- Exercise data:
····················

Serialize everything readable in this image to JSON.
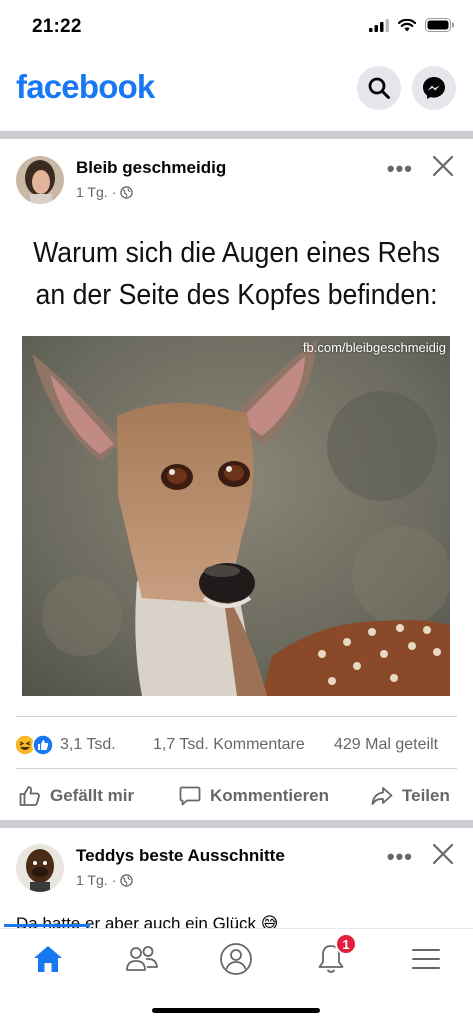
{
  "status_bar": {
    "time": "21:22"
  },
  "header": {
    "logo": "facebook",
    "search_icon": "search-icon",
    "messenger_icon": "messenger-icon",
    "brand_color": "#1877f2"
  },
  "post1": {
    "author": "Bleib geschmeidig",
    "time": "1 Tg.",
    "separator": "·",
    "audience_icon": "globe-icon",
    "more": "•••",
    "title_line1": "Warum sich die Augen eines Rehs",
    "title_line2": "an der Seite des Kopfes befinden:",
    "watermark": "fb.com/bleibgeschmeidig",
    "reactions_count": "3,1 Tsd.",
    "comments_count": "1,7 Tsd. Kommentare",
    "shares_count": "429 Mal geteilt",
    "actions": {
      "like": "Gefällt mir",
      "comment": "Kommentieren",
      "share": "Teilen"
    }
  },
  "post2": {
    "author": "Teddys beste Ausschnitte",
    "time": "1 Tg.",
    "separator": "·",
    "more": "•••",
    "text": "Da hatte er aber auch ein Glück 😅"
  },
  "tab_bar": {
    "tabs": [
      "home-icon",
      "friends-icon",
      "profile-icon",
      "notifications-icon",
      "menu-icon"
    ],
    "notification_badge": "1"
  }
}
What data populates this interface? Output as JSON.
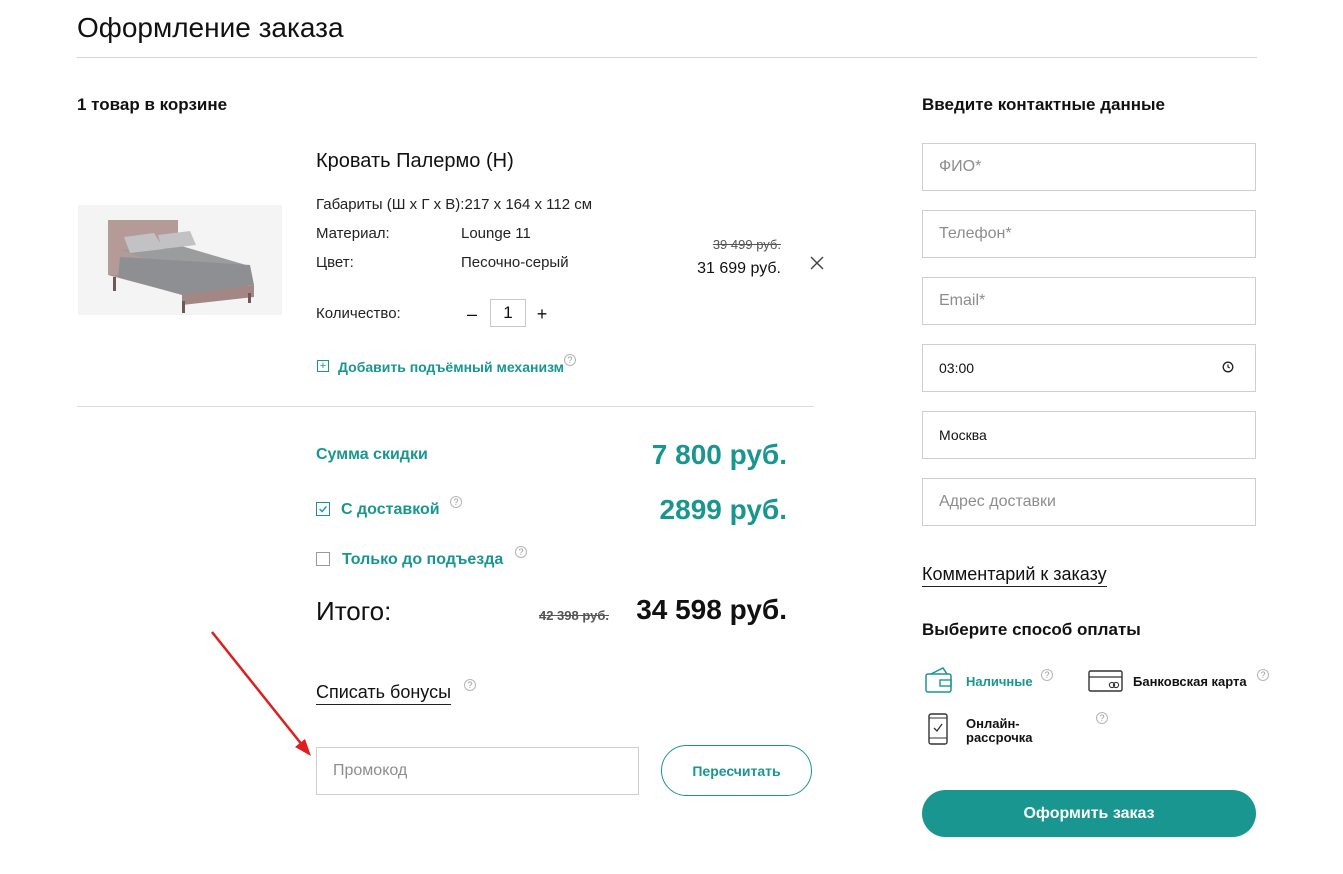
{
  "page": {
    "title": "Оформление заказа"
  },
  "cart": {
    "count_label": "1 товар в корзине",
    "item": {
      "name": "Кровать Палермо (Н)",
      "dimensions": "Габариты (Ш х Г х В):217 х 164 х 112 см",
      "material_label": "Материал:",
      "material_value": "Lounge 11",
      "color_label": "Цвет:",
      "color_value": "Песочно-серый",
      "old_price": "39 499 руб.",
      "price": "31 699 руб.",
      "quantity_label": "Количество:",
      "quantity": "1",
      "minus_symbol": "–",
      "plus_symbol": "+",
      "addon_label": "Добавить подъёмный механизм",
      "addon_symbol": "+"
    }
  },
  "summary": {
    "discount_label": "Сумма скидки",
    "discount_value": "7 800 руб.",
    "delivery_label": "С доставкой",
    "delivery_value": "2899 руб.",
    "delivery_checked": true,
    "entrance_label": "Только до подъезда",
    "entrance_checked": false,
    "total_label": "Итого:",
    "total_old": "42 398 руб.",
    "total_value": "34 598 руб.",
    "help_symbol": "?"
  },
  "promo": {
    "bonus_link": "Списать бонусы",
    "placeholder": "Промокод",
    "recalc_label": "Пересчитать"
  },
  "contact": {
    "title": "Введите контактные данные",
    "name_placeholder": "ФИО*",
    "phone_placeholder": "Телефон*",
    "email_placeholder": "Email*",
    "time_value": "03:00",
    "city_value": "Москва",
    "address_placeholder": "Адрес доставки",
    "comment_link": "Комментарий к заказу"
  },
  "payment": {
    "title": "Выберите способ оплаты",
    "options": [
      {
        "label": "Наличные",
        "icon": "wallet-icon",
        "selected": true
      },
      {
        "label": "Банковская карта",
        "icon": "credit-card-icon",
        "selected": false
      },
      {
        "label": "Онлайн-\nрассрочка",
        "icon": "phone-installment-icon",
        "selected": false
      }
    ]
  },
  "submit_label": "Оформить заказ",
  "colors": {
    "accent": "#1a9690",
    "annotation_arrow": "#dd1f1f"
  }
}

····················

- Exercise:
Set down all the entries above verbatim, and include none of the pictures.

- Result below:
Serialize everything readable in this image to JSON.
{
  "status_bar": {
    "time": "21:22"
  },
  "header": {
    "logo": "facebook",
    "search_icon": "search-icon",
    "messenger_icon": "messenger-icon",
    "brand_color": "#1877f2"
  },
  "post1": {
    "author": "Bleib geschmeidig",
    "time": "1 Tg.",
    "separator": "·",
    "audience_icon": "globe-icon",
    "more": "•••",
    "title_line1": "Warum sich die Augen eines Rehs",
    "title_line2": "an der Seite des Kopfes befinden:",
    "watermark": "fb.com/bleibgeschmeidig",
    "reactions_count": "3,1 Tsd.",
    "comments_count": "1,7 Tsd. Kommentare",
    "shares_count": "429 Mal geteilt",
    "actions": {
      "like": "Gefällt mir",
      "comment": "Kommentieren",
      "share": "Teilen"
    }
  },
  "post2": {
    "author": "Teddys beste Ausschnitte",
    "time": "1 Tg.",
    "separator": "·",
    "more": "•••",
    "text": "Da hatte er aber auch ein Glück 😅"
  },
  "tab_bar": {
    "tabs": [
      "home-icon",
      "friends-icon",
      "profile-icon",
      "notifications-icon",
      "menu-icon"
    ],
    "notification_badge": "1"
  }
}
What data populates this interface? Output as JSON.
{
  "page": {
    "title": "Оформление заказа"
  },
  "cart": {
    "count_label": "1 товар в корзине",
    "item": {
      "name": "Кровать Палермо (Н)",
      "dimensions": "Габариты (Ш х Г х В):217 х 164 х 112 см",
      "material_label": "Материал:",
      "material_value": "Lounge 11",
      "color_label": "Цвет:",
      "color_value": "Песочно-серый",
      "old_price": "39 499 руб.",
      "price": "31 699 руб.",
      "quantity_label": "Количество:",
      "quantity": "1",
      "minus_symbol": "–",
      "plus_symbol": "+",
      "addon_label": "Добавить подъёмный механизм",
      "addon_symbol": "+"
    }
  },
  "summary": {
    "discount_label": "Сумма скидки",
    "discount_value": "7 800 руб.",
    "delivery_label": "С доставкой",
    "delivery_value": "2899 руб.",
    "delivery_checked": true,
    "entrance_label": "Только до подъезда",
    "entrance_checked": false,
    "total_label": "Итого:",
    "total_old": "42 398 руб.",
    "total_value": "34 598 руб.",
    "help_symbol": "?"
  },
  "promo": {
    "bonus_link": "Списать бонусы",
    "placeholder": "Промокод",
    "recalc_label": "Пересчитать"
  },
  "contact": {
    "title": "Введите контактные данные",
    "name_placeholder": "ФИО*",
    "phone_placeholder": "Телефон*",
    "email_placeholder": "Email*",
    "time_value": "03:00",
    "city_value": "Москва",
    "address_placeholder": "Адрес доставки",
    "comment_link": "Комментарий к заказу"
  },
  "payment": {
    "title": "Выберите способ оплаты",
    "options": [
      {
        "label": "Наличные",
        "icon": "wallet-icon",
        "selected": true
      },
      {
        "label": "Банковская карта",
        "icon": "credit-card-icon",
        "selected": false
      },
      {
        "label": "Онлайн-\nрассрочка",
        "icon": "phone-installment-icon",
        "selected": false
      }
    ]
  },
  "submit_label": "Оформить заказ",
  "colors": {
    "accent": "#1a9690",
    "annotation_arrow": "#dd1f1f"
  }
}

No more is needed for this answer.